▸ WHAT IS REQUIRED: Filter the listing below, please, and copy only the lines with the word "data".

(RECORDS FOR THE EXERCISE begins)

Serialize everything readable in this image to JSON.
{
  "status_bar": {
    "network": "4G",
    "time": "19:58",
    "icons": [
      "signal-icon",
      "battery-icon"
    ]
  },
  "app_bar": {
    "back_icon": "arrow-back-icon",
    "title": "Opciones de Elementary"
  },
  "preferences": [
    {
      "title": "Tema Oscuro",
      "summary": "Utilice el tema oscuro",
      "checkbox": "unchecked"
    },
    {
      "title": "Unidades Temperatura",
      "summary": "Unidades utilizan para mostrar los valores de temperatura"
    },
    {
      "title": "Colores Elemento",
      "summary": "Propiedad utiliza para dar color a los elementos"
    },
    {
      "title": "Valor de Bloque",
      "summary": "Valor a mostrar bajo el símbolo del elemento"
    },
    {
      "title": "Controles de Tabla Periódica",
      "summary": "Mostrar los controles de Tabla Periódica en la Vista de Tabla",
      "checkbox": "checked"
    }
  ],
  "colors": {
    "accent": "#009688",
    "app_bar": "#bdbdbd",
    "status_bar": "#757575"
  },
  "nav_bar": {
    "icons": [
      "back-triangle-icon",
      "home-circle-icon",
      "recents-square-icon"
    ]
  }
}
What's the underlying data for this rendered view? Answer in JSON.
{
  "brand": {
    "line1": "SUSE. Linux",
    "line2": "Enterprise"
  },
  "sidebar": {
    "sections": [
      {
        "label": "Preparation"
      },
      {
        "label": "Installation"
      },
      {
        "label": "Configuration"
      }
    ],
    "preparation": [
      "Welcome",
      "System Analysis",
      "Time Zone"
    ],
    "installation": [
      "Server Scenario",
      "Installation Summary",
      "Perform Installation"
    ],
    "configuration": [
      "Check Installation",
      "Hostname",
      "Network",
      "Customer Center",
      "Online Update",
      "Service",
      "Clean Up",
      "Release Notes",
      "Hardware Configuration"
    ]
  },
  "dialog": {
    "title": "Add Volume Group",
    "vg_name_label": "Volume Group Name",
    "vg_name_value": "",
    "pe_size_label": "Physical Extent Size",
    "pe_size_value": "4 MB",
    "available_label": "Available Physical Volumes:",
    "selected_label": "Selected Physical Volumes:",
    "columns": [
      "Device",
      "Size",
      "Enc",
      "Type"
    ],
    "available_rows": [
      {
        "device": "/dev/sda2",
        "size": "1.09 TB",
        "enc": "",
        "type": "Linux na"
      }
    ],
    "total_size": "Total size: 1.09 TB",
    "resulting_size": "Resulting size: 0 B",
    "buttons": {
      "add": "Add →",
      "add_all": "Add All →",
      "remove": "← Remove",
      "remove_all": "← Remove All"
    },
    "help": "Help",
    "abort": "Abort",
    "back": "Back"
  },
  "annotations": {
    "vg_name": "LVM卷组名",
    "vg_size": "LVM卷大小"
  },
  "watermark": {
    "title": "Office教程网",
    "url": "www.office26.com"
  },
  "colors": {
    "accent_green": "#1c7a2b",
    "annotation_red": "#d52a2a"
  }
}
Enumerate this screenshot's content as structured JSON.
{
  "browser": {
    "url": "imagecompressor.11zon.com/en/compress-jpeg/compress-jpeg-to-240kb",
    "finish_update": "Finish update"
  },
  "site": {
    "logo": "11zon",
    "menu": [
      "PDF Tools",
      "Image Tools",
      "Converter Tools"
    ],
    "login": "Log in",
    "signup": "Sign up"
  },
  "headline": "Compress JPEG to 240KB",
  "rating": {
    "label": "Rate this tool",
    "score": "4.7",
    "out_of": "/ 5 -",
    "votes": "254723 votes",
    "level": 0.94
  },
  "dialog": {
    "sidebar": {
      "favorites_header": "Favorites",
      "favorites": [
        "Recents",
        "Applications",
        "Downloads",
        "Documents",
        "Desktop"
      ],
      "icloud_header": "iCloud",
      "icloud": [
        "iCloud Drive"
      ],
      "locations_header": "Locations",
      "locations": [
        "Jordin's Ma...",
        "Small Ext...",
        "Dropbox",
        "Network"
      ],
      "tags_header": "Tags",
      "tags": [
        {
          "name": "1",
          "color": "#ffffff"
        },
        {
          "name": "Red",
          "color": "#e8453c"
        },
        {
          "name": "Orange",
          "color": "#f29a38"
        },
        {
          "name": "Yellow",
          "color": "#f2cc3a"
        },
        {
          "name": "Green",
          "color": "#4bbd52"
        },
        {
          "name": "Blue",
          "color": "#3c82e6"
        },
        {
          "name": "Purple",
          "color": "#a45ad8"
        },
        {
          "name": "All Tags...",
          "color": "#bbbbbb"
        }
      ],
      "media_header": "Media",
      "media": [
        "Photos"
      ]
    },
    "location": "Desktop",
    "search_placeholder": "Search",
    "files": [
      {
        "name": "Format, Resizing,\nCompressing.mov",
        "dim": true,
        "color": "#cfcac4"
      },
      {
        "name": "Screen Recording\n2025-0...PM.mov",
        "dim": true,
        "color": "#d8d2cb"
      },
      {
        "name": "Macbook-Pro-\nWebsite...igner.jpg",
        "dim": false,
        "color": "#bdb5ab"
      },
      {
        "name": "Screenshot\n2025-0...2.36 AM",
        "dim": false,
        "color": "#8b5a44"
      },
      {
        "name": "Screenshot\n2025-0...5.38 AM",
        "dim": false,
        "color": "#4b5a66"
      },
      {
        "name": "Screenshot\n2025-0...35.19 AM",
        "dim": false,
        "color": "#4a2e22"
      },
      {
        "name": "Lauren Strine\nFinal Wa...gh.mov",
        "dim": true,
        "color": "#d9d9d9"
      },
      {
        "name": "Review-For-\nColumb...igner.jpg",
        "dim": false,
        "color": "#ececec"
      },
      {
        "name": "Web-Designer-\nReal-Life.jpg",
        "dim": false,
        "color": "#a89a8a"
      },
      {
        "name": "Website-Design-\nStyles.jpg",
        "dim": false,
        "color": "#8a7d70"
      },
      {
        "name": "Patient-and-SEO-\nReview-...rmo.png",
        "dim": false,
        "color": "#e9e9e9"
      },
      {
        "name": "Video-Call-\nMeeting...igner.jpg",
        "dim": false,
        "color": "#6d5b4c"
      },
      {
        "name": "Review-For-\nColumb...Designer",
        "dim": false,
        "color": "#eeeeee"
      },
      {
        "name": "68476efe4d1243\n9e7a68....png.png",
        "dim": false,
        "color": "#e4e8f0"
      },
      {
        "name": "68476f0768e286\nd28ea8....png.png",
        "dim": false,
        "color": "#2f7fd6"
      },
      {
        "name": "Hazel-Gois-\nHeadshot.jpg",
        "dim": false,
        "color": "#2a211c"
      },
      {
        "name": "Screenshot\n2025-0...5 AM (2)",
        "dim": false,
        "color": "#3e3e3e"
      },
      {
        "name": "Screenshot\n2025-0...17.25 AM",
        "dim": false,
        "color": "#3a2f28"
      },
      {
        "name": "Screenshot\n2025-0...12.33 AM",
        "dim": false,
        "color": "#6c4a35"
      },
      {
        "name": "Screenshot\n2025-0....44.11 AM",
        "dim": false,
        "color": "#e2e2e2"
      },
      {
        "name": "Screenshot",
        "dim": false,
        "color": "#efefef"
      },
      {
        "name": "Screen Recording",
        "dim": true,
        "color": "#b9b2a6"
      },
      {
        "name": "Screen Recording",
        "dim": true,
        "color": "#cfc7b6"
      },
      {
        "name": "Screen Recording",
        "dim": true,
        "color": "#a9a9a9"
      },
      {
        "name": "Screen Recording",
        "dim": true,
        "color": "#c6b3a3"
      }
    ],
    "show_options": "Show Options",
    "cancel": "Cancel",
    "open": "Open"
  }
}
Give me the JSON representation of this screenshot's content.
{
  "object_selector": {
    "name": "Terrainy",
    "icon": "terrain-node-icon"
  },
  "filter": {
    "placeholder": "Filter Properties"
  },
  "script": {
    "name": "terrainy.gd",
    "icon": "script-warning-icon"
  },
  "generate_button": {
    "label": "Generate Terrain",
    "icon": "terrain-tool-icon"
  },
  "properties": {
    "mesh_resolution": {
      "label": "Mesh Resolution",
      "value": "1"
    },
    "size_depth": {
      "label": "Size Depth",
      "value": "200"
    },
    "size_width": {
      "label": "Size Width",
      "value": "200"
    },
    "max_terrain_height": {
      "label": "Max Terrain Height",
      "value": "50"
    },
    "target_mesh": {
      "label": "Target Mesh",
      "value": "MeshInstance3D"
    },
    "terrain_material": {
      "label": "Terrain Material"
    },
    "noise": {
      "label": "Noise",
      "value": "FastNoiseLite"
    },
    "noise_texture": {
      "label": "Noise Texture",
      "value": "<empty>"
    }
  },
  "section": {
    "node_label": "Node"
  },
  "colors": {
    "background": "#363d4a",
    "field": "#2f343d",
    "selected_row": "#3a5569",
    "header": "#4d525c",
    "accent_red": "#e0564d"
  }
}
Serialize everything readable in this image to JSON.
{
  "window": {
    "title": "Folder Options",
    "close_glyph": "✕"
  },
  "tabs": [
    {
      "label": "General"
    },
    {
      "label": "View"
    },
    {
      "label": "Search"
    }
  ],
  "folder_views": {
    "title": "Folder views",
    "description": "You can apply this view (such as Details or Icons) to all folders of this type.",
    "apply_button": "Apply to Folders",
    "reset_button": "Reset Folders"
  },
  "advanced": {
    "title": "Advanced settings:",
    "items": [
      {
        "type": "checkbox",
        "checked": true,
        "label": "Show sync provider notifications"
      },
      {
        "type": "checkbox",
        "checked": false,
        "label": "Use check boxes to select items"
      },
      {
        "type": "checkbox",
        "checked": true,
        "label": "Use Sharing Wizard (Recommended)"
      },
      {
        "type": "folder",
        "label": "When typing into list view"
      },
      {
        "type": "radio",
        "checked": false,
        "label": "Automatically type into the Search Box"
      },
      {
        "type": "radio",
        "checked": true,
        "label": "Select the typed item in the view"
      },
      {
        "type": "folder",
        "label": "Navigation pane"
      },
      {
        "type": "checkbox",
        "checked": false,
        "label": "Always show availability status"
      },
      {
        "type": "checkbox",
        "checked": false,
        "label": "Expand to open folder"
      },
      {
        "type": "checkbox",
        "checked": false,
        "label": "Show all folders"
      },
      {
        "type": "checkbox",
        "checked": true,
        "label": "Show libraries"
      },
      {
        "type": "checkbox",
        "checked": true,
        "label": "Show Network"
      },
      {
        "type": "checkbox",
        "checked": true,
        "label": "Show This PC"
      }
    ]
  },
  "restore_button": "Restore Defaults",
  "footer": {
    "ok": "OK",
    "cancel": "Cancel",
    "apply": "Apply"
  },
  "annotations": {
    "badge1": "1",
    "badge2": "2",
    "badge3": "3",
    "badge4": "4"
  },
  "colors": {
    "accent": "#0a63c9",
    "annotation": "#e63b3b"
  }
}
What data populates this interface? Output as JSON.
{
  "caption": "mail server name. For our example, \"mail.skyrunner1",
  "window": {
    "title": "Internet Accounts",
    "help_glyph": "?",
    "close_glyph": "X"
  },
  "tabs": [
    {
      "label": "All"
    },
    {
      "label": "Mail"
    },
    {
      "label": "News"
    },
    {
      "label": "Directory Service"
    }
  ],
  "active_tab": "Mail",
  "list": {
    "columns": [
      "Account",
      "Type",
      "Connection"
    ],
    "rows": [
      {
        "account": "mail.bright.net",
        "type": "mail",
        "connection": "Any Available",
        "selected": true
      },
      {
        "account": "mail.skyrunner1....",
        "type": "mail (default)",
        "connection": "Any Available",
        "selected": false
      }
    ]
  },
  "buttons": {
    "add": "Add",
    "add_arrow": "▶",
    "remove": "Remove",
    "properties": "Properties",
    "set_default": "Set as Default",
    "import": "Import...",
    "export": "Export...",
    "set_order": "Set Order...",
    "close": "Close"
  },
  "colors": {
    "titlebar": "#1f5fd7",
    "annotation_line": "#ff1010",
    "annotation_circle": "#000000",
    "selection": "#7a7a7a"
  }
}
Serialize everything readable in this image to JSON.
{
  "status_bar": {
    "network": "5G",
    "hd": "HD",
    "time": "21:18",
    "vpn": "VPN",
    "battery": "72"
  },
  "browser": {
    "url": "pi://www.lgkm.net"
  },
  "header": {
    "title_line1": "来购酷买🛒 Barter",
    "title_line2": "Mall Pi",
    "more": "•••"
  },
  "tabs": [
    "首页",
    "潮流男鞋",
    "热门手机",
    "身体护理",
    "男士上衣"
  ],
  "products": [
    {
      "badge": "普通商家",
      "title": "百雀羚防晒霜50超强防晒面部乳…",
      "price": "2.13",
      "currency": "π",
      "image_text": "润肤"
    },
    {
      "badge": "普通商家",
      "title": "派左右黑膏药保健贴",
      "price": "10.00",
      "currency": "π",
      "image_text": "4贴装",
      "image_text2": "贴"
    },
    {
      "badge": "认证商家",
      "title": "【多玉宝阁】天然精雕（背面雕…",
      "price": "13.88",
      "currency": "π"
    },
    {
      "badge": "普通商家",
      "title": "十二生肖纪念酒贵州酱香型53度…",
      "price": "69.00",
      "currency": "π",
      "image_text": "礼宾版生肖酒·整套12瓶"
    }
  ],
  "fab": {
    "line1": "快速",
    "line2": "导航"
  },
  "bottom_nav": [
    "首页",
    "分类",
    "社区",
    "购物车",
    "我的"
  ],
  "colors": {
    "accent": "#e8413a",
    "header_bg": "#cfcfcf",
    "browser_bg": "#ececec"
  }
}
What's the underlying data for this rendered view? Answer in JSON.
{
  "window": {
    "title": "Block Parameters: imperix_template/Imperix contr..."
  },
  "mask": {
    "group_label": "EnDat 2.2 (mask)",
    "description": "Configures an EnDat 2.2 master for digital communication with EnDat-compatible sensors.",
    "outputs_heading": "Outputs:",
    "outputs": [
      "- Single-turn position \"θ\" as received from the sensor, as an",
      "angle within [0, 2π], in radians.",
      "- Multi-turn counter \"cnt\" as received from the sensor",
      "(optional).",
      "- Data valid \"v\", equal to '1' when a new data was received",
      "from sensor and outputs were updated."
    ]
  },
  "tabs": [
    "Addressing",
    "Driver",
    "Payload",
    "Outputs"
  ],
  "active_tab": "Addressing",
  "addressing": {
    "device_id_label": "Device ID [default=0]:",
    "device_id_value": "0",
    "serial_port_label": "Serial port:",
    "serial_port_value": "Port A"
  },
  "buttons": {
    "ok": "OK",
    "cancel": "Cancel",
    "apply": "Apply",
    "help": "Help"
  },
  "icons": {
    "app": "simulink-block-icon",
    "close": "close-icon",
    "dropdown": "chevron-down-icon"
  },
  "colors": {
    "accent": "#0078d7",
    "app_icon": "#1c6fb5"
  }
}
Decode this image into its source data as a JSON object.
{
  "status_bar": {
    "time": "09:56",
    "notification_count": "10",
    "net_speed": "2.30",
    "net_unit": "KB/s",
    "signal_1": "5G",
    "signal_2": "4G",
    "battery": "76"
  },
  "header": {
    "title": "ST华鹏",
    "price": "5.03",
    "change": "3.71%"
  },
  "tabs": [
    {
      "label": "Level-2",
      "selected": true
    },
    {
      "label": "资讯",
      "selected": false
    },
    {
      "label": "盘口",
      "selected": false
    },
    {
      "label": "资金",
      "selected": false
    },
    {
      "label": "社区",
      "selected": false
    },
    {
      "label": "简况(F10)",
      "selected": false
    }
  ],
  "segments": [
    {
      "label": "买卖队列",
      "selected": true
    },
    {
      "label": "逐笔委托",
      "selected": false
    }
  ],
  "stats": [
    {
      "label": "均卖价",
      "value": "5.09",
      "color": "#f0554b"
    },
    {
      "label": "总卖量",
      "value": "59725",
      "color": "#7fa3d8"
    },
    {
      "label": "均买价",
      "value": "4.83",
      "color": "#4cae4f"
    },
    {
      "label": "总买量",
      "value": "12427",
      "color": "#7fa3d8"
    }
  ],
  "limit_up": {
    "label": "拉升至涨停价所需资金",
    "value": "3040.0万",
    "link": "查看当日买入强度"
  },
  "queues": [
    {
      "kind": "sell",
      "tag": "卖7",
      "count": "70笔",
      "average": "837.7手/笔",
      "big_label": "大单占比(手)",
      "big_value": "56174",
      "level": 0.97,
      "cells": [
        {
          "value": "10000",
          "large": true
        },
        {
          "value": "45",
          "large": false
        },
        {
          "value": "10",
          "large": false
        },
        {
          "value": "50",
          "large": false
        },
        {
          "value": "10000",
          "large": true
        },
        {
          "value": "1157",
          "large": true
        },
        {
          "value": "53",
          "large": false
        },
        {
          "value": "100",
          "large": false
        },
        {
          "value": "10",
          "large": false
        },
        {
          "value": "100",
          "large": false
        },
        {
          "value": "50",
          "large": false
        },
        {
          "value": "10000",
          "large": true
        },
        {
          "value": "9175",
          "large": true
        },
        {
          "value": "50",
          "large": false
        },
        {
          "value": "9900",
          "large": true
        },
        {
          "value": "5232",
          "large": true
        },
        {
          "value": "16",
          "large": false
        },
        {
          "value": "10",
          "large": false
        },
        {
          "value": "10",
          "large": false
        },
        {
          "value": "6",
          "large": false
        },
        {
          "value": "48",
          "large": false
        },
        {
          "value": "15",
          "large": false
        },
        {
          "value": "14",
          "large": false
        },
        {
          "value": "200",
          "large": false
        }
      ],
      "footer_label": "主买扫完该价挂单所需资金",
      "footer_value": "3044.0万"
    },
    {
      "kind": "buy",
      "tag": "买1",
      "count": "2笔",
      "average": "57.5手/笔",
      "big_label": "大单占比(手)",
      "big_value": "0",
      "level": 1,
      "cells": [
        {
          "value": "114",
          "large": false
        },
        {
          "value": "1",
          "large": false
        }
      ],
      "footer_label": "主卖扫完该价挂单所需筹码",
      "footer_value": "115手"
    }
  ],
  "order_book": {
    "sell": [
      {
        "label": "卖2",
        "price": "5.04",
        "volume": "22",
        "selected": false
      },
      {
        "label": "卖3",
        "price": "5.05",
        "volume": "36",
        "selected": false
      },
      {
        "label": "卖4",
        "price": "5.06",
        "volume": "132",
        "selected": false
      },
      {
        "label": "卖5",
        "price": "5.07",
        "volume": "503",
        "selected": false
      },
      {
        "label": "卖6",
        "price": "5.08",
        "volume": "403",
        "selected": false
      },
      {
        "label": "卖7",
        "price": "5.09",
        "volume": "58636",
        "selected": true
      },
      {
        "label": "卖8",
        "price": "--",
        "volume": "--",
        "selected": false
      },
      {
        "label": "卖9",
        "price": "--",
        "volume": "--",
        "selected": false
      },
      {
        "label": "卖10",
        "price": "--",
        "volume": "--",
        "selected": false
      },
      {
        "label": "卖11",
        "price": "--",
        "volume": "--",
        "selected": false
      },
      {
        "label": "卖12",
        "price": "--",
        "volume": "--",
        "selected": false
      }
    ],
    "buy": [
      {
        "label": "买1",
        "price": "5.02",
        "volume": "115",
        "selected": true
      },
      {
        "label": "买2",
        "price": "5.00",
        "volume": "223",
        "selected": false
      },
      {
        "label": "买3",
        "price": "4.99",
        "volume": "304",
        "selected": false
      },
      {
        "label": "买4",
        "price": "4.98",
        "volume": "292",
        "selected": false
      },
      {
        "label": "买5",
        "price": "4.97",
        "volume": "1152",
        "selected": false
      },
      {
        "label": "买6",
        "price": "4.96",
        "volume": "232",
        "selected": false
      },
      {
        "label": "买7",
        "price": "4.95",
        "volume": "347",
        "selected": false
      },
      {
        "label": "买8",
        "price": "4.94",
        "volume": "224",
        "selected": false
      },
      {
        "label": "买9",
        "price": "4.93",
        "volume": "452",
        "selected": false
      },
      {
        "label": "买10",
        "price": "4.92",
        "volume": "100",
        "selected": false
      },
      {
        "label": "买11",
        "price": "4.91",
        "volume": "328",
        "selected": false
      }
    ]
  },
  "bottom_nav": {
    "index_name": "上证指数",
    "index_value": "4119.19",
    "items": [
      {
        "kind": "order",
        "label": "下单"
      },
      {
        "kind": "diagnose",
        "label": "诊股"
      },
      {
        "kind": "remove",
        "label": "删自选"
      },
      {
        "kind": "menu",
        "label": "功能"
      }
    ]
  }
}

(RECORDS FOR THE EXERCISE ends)

▸ EXERCISE SOLUTION:
What's the underlying data for this rendered view? Answer in JSON.
What data populates this interface? Output as JSON.
What's the underlying data for this rendered view? Answer in JSON.
      "- Data valid \"v\", equal to '1' when a new data was received",
Decode this image into its source data as a JSON object.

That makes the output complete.